Recorded data:
=-=-=

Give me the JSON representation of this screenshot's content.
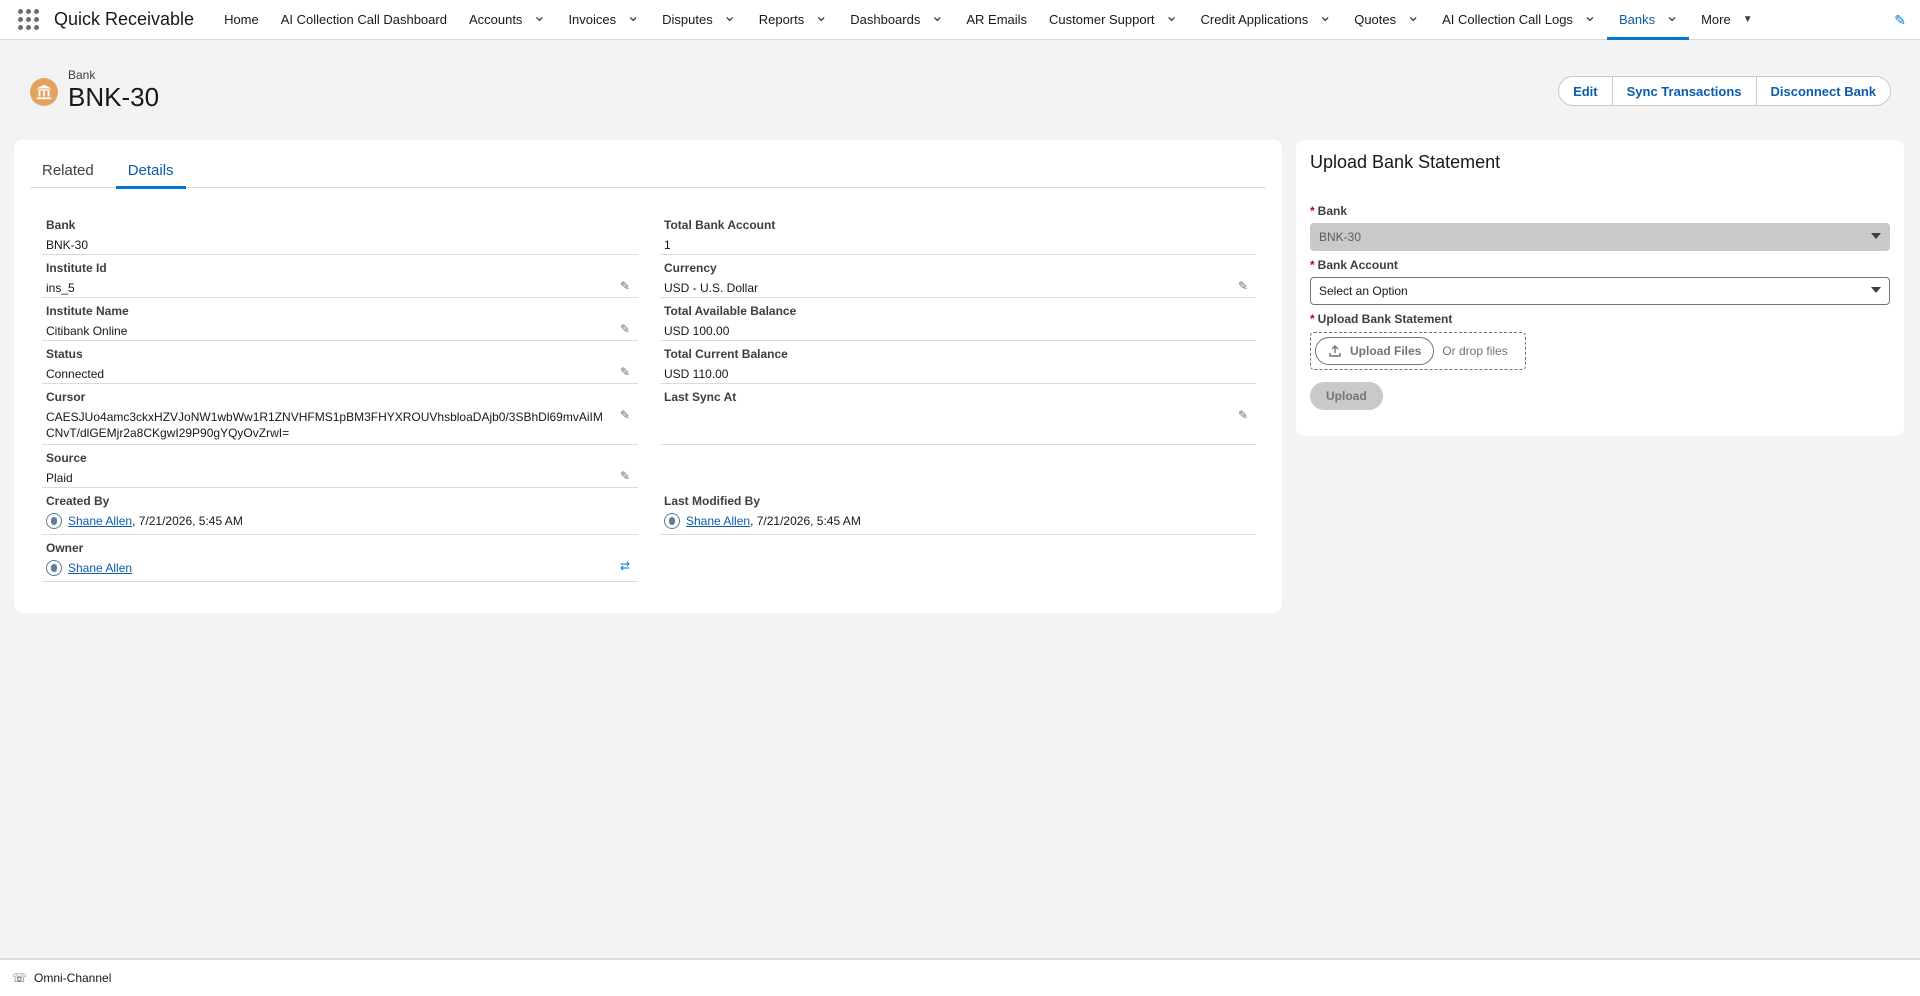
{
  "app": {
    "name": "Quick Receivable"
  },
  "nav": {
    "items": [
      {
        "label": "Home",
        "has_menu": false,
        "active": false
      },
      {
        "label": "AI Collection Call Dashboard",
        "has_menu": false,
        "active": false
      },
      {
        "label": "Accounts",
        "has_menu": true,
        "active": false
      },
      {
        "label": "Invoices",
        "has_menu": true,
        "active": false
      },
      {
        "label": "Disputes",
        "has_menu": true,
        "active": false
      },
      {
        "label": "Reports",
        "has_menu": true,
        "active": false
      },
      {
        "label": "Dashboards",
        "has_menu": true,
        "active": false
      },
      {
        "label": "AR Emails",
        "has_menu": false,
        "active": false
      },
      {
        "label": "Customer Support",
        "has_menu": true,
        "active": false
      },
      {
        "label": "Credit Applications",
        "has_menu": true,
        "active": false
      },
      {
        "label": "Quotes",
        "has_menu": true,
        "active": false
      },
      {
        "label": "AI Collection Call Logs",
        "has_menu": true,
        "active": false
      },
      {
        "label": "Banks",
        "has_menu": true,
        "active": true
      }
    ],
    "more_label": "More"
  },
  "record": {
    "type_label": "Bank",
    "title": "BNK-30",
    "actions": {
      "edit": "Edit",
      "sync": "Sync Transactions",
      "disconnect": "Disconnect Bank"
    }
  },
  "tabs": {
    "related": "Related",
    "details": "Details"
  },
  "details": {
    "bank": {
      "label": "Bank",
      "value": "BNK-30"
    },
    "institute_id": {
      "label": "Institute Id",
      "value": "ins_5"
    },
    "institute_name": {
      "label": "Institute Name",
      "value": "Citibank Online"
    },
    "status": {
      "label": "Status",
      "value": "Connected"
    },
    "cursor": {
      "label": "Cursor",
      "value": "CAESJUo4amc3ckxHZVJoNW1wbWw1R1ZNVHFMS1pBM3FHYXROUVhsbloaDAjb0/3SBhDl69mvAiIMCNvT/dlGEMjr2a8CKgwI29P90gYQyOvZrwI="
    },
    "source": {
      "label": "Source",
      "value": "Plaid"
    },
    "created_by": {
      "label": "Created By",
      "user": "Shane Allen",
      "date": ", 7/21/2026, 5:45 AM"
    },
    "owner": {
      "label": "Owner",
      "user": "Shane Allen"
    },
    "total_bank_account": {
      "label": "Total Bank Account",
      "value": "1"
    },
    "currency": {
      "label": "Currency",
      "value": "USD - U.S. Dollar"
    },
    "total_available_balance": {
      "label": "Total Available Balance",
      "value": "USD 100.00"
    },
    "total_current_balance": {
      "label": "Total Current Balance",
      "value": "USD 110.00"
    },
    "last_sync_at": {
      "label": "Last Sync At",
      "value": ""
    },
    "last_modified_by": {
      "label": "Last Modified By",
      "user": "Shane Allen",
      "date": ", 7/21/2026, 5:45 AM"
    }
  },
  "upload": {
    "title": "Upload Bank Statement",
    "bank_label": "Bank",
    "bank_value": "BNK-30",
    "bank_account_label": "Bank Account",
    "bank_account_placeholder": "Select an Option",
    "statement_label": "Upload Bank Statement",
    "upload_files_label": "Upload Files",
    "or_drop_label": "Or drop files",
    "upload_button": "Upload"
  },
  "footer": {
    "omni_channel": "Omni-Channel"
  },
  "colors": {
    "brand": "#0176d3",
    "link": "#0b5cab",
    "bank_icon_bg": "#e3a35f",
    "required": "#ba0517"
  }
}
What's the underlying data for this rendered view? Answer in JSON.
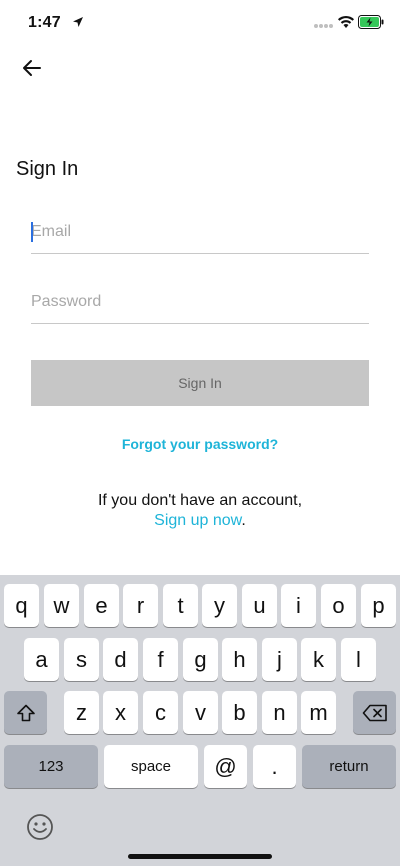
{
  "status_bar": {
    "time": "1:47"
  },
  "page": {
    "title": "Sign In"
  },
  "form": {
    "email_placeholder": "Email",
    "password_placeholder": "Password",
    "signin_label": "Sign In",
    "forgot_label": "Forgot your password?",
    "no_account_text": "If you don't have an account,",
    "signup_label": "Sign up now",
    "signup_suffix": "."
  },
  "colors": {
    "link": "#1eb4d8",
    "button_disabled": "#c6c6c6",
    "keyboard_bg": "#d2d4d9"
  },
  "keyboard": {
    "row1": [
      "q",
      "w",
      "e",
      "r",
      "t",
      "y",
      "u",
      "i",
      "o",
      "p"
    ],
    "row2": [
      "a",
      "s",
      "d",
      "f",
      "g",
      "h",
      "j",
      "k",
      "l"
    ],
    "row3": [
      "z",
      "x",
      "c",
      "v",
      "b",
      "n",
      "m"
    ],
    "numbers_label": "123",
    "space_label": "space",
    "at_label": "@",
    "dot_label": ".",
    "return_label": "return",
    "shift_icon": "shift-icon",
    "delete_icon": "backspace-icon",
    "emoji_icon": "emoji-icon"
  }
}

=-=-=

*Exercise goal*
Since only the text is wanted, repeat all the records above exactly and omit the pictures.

*Answer to this task*
Give me the JSON representation of this screenshot's content.
{
  "app": {
    "name": "Quick Receivable"
  },
  "nav": {
    "items": [
      {
        "label": "Home",
        "has_menu": false,
        "active": false
      },
      {
        "label": "AI Collection Call Dashboard",
        "has_menu": false,
        "active": false
      },
      {
        "label": "Accounts",
        "has_menu": true,
        "active": false
      },
      {
        "label": "Invoices",
        "has_menu": true,
        "active": false
      },
      {
        "label": "Disputes",
        "has_menu": true,
        "active": false
      },
      {
        "label": "Reports",
        "has_menu": true,
        "active": false
      },
      {
        "label": "Dashboards",
        "has_menu": true,
        "active": false
      },
      {
        "label": "AR Emails",
        "has_menu": false,
        "active": false
      },
      {
        "label": "Customer Support",
        "has_menu": true,
        "active": false
      },
      {
        "label": "Credit Applications",
        "has_menu": true,
        "active": false
      },
      {
        "label": "Quotes",
        "has_menu": true,
        "active": false
      },
      {
        "label": "AI Collection Call Logs",
        "has_menu": true,
        "active": false
      },
      {
        "label": "Banks",
        "has_menu": true,
        "active": true
      }
    ],
    "more_label": "More"
  },
  "record": {
    "type_label": "Bank",
    "title": "BNK-30",
    "actions": {
      "edit": "Edit",
      "sync": "Sync Transactions",
      "disconnect": "Disconnect Bank"
    }
  },
  "tabs": {
    "related": "Related",
    "details": "Details"
  },
  "details": {
    "bank": {
      "label": "Bank",
      "value": "BNK-30"
    },
    "institute_id": {
      "label": "Institute Id",
      "value": "ins_5"
    },
    "institute_name": {
      "label": "Institute Name",
      "value": "Citibank Online"
    },
    "status": {
      "label": "Status",
      "value": "Connected"
    },
    "cursor": {
      "label": "Cursor",
      "value": "CAESJUo4amc3ckxHZVJoNW1wbWw1R1ZNVHFMS1pBM3FHYXROUVhsbloaDAjb0/3SBhDl69mvAiIMCNvT/dlGEMjr2a8CKgwI29P90gYQyOvZrwI="
    },
    "source": {
      "label": "Source",
      "value": "Plaid"
    },
    "created_by": {
      "label": "Created By",
      "user": "Shane Allen",
      "date": ", 7/21/2026, 5:45 AM"
    },
    "owner": {
      "label": "Owner",
      "user": "Shane Allen"
    },
    "total_bank_account": {
      "label": "Total Bank Account",
      "value": "1"
    },
    "currency": {
      "label": "Currency",
      "value": "USD - U.S. Dollar"
    },
    "total_available_balance": {
      "label": "Total Available Balance",
      "value": "USD 100.00"
    },
    "total_current_balance": {
      "label": "Total Current Balance",
      "value": "USD 110.00"
    },
    "last_sync_at": {
      "label": "Last Sync At",
      "value": ""
    },
    "last_modified_by": {
      "label": "Last Modified By",
      "user": "Shane Allen",
      "date": ", 7/21/2026, 5:45 AM"
    }
  },
  "upload": {
    "title": "Upload Bank Statement",
    "bank_label": "Bank",
    "bank_value": "BNK-30",
    "bank_account_label": "Bank Account",
    "bank_account_placeholder": "Select an Option",
    "statement_label": "Upload Bank Statement",
    "upload_files_label": "Upload Files",
    "or_drop_label": "Or drop files",
    "upload_button": "Upload"
  },
  "footer": {
    "omni_channel": "Omni-Channel"
  },
  "colors": {
    "brand": "#0176d3",
    "link": "#0b5cab",
    "bank_icon_bg": "#e3a35f",
    "required": "#ba0517"
  }
}
What's the underlying data for this rendered view? Answer in JSON.
{
  "status_bar": {
    "time": "1:47"
  },
  "page": {
    "title": "Sign In"
  },
  "form": {
    "email_placeholder": "Email",
    "password_placeholder": "Password",
    "signin_label": "Sign In",
    "forgot_label": "Forgot your password?",
    "no_account_text": "If you don't have an account,",
    "signup_label": "Sign up now",
    "signup_suffix": "."
  },
  "colors": {
    "link": "#1eb4d8",
    "button_disabled": "#c6c6c6",
    "keyboard_bg": "#d2d4d9"
  },
  "keyboard": {
    "row1": [
      "q",
      "w",
      "e",
      "r",
      "t",
      "y",
      "u",
      "i",
      "o",
      "p"
    ],
    "row2": [
      "a",
      "s",
      "d",
      "f",
      "g",
      "h",
      "j",
      "k",
      "l"
    ],
    "row3": [
      "z",
      "x",
      "c",
      "v",
      "b",
      "n",
      "m"
    ],
    "numbers_label": "123",
    "space_label": "space",
    "at_label": "@",
    "dot_label": ".",
    "return_label": "return",
    "shift_icon": "shift-icon",
    "delete_icon": "backspace-icon",
    "emoji_icon": "emoji-icon"
  }
}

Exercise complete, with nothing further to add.